"No! I told you already...."

"You don't want charity. I understand, I just wish you were not so stubborn." She paused for a moment. "On the other hand, maybe if you weren't, you wouldn't have survived this long. So maybe it's for the best." She shrugged. "Okay, we'll play it your way...for now. Wait outside. I'll start making phone calls and see what I can drum up."

He stood. She couldn't help flinching, just slightly, as he leaned over her. He ignored the motion as he squinted at the papers on her desk, his monocle softly whirring. "j...o...n.....You got the spelling right, right?"

"Yes, Jon, I got it. We've changed all the paperwork on you. You're officially Jon Smith, for all practical purposes."

"Until I find out who I really am....was...."

She studied his face as he started to turn away. "It might happen, Jon. You might start to remember. You might not. You have to learn to live with that."

He stood with his back to her for a long moment. His voice was calm and neutral when he finally spoke. "I know," he said softly.

She reached for the phone. "I'll start making those calls right now."

He turned his head and smiled, an expression almost as terrifying as his scowl. "Thanks. I owe you."


Epilogue: Linuial

.....your train has come and gone, Hero.

Oh, yes, Jon is a very real person. You were just watching him, remember? To you he looked like just another scrounger, another gang member. You wondered how it was that he could walk past the Police sentry bots without challenge. Now you know.

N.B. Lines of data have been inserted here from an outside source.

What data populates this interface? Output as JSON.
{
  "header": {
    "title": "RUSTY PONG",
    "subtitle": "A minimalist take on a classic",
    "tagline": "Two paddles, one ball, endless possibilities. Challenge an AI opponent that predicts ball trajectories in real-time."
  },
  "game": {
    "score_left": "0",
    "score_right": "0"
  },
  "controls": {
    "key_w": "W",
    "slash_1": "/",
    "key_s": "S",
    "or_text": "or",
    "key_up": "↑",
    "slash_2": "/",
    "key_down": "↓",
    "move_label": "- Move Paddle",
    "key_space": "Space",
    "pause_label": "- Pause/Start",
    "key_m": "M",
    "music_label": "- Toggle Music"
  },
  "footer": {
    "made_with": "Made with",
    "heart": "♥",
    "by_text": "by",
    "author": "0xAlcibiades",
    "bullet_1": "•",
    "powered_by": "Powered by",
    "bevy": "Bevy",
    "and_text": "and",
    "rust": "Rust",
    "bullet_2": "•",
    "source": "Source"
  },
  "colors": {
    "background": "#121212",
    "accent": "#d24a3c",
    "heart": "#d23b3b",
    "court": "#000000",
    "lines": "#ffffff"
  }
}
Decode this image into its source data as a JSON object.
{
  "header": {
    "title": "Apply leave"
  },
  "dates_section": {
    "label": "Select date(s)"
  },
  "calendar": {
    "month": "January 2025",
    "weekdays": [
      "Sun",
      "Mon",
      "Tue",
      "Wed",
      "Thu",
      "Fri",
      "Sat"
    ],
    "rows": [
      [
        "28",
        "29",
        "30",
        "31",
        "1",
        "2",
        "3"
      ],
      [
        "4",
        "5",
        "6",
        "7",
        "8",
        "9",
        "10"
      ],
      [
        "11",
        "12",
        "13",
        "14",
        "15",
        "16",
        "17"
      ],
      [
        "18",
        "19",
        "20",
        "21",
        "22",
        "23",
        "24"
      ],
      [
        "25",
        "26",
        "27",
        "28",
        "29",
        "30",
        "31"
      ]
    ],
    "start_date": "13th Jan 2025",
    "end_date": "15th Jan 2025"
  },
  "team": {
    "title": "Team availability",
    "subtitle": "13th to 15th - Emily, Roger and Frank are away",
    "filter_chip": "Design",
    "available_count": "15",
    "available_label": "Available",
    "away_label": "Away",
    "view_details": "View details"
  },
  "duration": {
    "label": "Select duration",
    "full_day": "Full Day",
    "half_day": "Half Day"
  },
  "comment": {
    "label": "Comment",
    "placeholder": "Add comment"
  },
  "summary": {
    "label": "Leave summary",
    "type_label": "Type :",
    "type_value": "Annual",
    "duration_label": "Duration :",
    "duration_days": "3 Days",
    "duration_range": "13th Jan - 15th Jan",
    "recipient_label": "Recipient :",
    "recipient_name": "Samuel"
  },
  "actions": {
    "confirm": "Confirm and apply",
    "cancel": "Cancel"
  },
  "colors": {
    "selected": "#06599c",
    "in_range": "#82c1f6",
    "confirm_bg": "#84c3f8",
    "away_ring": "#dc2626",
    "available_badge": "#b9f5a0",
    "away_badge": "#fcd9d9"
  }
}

None of what you saw was invented. The images you saw came from Jon's own mind.

No, he has never found out who he was....before. But I see things in his mind....images....that he is not ready to deal with as yet. Perhaps one day he will be. He is a very strong person. And he has a growing group of friends who stand ready to help him.

I shared Jon's story with you because it is my hope that in the future you will remember that being a Hero comes from the heart. Like Jon, we *all* wear our suffering on the outside, on our bodies....but our courage in our eyes.'re welcome, Hero.


Copyright, November 26, 2012